Have you spent countless hours putting together a marketing email campaign for your business without success? Why didn’t you receive the responses you expected? There are so many reasons! Let’s dive into how to create a successful marketing campaign.
Tip 1. Key elements of the marketing email
- The content of the email marketing needs to answer this: What, Why, How
- Be sure to sell the offer, Not the Product.
- FOCUS on this order: 1 Offer, 1 Message, 1 Call to Action
- Drive Action, Don’t Just Relate Facts
- Grab the Reader Early (Visuals, Benefits, No Long “Set Ups”)
- CTA or Call to Action: Early & Often (Buttons + Text Links)
- Make Copy Count (Are These Words Contributing?)
Tip 2. Content
- Mention the offer immediately & include an image if you can
- Grab the reader early: What, Why, How
- Think benefits, not topics or facts: what’s in it for the reader?
- Repeat CTA multiple times in button and text (link) form
- Don’t take too much time to “set up” the offer
- Don’t lecture!
- Avoid “alternative” CTAs and other distractions: focus!
- Landing pages: short and sweet! (visual consistency, form front and center,
- quickly re-state benefits)
Email Marketing Examples
- Header: What, Why, How
- Swap headline & sub-head?
- Salutation: not needed
- No text link in body copy
- “how three organizations used ZoomInfo …”
- No visual consistency
- No image of the offer
- Form above the fold
- Repeats email copy
- “Watch Replay” (of what?)
- The first paragraph is just a lecture
- “Watch now and learn” (watch what?)
- Full contact information: distraction
- Competing CTA (download)
Tip 3. The Check List
What is the offer? Is it is tangible and specific?
Be sure the offer that you are creating is specific, clear, and tangible! for the email to be successful you need to be sure of this. For the audience needs to be obvious what the offer is: White paper, webinar, class, discount, membership, etc.
It is my “offer” too long?
A common mistake marketers make, is beginning an email with a long explanation on the current market, trends, or statistics that form the basis or catalyst for the information on offer. If you really have to do it, make it short – a sentence at most- no more. Otherwise, skip the set-up entirely and just get to the point.
Are the ” What, Why, How” answered in the header or at least in the first paragraph?

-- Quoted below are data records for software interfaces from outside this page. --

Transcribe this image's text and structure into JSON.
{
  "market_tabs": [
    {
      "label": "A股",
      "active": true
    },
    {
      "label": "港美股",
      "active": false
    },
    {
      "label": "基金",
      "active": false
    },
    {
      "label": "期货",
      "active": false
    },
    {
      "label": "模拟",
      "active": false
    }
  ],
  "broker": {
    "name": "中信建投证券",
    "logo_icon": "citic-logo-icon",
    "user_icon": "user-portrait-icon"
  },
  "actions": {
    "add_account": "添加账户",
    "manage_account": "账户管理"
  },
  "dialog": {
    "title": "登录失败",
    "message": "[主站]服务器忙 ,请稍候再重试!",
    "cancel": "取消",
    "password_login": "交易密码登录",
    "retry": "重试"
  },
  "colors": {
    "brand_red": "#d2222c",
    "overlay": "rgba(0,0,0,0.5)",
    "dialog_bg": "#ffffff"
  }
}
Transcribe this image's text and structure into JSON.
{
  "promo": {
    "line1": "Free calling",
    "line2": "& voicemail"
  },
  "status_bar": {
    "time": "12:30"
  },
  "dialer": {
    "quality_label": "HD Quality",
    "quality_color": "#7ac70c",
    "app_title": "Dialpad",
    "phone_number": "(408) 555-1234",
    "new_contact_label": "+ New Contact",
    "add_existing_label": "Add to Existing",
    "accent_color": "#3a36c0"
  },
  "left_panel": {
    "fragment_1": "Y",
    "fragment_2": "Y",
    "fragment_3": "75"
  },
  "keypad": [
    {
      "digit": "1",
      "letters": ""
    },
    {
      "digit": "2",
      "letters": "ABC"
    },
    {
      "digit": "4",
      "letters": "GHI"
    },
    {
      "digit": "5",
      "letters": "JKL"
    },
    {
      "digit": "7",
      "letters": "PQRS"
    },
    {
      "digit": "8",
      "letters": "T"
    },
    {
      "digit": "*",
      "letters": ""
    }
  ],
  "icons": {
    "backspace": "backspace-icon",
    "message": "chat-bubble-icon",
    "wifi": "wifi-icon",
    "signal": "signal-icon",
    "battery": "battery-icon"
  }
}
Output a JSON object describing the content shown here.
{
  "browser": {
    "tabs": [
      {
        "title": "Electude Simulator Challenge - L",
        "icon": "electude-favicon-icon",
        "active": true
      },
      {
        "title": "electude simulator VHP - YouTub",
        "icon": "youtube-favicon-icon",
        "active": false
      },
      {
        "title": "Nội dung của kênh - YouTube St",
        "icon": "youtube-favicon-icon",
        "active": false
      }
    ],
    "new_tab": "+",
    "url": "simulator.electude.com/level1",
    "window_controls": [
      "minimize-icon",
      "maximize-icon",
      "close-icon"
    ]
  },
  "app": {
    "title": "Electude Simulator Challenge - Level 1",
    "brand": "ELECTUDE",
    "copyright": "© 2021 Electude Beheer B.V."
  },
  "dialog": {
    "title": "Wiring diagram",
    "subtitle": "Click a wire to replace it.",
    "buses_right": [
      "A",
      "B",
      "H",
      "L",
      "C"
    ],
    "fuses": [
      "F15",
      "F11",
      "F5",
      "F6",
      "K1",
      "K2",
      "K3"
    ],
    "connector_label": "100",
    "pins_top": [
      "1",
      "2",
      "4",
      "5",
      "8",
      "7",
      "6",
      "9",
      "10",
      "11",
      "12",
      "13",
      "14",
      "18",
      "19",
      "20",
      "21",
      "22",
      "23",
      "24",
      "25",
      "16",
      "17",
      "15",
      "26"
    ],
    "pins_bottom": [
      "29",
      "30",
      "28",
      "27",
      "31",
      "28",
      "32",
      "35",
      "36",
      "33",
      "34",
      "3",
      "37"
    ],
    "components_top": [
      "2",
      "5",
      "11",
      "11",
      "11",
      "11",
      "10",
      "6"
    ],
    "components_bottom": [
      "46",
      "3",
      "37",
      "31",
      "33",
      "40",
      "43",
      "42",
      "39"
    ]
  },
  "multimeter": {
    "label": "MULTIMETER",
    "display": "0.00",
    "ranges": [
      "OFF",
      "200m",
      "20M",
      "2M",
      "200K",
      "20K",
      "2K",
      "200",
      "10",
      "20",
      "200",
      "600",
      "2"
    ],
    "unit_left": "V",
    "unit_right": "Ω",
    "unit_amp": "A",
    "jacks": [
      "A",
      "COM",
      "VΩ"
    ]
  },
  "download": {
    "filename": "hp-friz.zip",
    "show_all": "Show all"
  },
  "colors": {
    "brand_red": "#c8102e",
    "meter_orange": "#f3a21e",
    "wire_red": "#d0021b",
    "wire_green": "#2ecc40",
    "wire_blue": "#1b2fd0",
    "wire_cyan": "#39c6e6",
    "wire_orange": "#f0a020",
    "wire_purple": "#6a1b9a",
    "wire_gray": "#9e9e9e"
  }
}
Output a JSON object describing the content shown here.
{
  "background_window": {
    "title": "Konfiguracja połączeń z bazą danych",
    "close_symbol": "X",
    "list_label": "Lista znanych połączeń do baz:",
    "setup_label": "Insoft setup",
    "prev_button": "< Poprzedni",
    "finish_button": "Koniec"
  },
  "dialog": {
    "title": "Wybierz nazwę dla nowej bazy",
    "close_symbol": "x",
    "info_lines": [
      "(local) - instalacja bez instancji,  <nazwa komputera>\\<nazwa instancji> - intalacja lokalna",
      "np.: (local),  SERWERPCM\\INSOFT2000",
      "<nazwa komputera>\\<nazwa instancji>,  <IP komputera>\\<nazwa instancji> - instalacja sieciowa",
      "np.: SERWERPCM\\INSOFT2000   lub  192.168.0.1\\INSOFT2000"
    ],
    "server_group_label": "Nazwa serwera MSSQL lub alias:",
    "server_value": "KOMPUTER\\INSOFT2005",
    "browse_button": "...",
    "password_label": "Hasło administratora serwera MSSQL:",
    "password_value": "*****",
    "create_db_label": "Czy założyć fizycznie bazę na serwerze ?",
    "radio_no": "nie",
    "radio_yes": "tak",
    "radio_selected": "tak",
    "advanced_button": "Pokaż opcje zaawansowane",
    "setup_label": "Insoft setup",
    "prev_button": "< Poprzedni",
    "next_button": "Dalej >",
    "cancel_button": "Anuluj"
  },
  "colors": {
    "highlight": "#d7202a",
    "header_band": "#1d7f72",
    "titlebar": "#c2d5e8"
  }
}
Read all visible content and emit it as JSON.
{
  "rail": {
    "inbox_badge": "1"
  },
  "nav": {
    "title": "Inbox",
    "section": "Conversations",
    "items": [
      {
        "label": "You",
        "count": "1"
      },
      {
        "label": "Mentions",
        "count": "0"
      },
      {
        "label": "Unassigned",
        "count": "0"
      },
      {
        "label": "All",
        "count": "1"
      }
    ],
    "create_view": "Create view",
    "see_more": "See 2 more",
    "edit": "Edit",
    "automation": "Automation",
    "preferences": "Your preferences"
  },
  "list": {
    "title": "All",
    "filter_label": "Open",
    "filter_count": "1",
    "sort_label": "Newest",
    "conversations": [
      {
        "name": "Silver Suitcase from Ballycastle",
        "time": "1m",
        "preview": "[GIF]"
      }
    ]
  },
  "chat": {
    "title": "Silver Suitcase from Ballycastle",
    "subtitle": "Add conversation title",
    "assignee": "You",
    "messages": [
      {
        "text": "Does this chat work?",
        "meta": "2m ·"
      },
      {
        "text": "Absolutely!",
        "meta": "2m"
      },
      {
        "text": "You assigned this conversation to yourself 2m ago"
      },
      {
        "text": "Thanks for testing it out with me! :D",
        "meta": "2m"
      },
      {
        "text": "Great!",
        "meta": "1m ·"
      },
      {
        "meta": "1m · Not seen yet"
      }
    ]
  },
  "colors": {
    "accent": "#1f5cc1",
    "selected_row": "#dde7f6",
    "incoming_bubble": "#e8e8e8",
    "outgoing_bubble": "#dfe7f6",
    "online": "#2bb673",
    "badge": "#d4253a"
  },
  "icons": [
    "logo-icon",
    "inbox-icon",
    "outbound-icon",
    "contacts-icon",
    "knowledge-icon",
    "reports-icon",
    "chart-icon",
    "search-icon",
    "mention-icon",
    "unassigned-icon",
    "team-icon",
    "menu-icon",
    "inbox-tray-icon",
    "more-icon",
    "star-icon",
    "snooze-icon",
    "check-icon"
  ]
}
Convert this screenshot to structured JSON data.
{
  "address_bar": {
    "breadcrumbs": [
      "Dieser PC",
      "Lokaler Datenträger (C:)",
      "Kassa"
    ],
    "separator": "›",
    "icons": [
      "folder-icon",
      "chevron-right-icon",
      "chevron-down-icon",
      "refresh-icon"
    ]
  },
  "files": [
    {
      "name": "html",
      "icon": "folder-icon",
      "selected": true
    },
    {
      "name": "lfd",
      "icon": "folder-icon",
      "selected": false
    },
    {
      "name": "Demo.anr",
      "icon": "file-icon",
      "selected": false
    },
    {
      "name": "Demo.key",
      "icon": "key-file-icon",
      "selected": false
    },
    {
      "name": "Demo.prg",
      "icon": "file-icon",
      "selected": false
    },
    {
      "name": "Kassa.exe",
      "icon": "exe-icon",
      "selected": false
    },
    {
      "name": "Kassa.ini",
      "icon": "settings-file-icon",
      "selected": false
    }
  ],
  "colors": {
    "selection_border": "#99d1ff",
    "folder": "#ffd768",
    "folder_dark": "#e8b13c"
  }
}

the main three things your audience wants to know upon opening the email: What the Offer Is, Why It’s of Value, and How to Get It. If only one of those elements is missing, particularly the “How” (the CTA), you’ll be forcing them to scroll further, and many won’t bother.
Is my landing page “sweet and short”? consistent with the email?
When a potential client arrives to your landing page, he/she should be already “sold” for the most part. At this point all that’s required is to reinforce that decision. Add a quote or two, or an excerpt of the information on offer and then present the registration form front and center. The landing page design should be consistent with the email in order to provide a cohesive user experience and avoid any confusion. What that means is that it needs to carry the brand of your website, email and landing page.
Is my email working properly?
Be sure that your email renders properly and as intended.
For more information in Targeted Email Marketing.
Email Marketing Examples
- Header: Why, What, How
- First 2 paragraphs just relate facts; they’re disposable
- Header says “ebook,” body copy says “guide”
- Competing CTA above the header (demo)
- Headline delivers a concrete learning benefit in quantitative terms
- Body copy drives action immediately (“Join us …”)
- 3 strong bulleted benefits (“… you’ll learn”)
- Footer links compete with primary CTA
- Form front and center (prepopulated)
- Re-state the offer
- Quick summary/re-statement of benefits
- Speaker photos always make event more “real”
Tip 4. The CTA or Call to Action
It is clear? Is it obvious what happens when I click on the button?
“Learn More” is not a call to action. Neither is “Find Out More.” Button copy should be clear, specific, and reference the offer. “I want he Offer”, “Save My Seat”, “Download Guide”, “View Webinar”. These are clear examples of CTAs that let the reader know EXACTLY what to expect when the audience clicks on the button. Anything less and you’ll cause that reader to hesitate.
Is there a piece of content that is distracting from my CTA and offer?
Eliminate any and all, social buttons, extra links, or anything else that might distract your audience from the only thing you want your potential client to do, and that’s to register for the primary offer. Use any additional CTAs or options for the thank you page or fulfillment email, For example: AFTER the person has registered or send you their information.
Is the CTA repeated in both button and text (link) form?
The CTAs appear in both button and text form within the email, preferably repeated at least 2-3 times (for example, 2 buttons and 1 text link.) Buttons are more mobile-friendly, but text links ensure the recipient can respond even if images are blocked within the email client.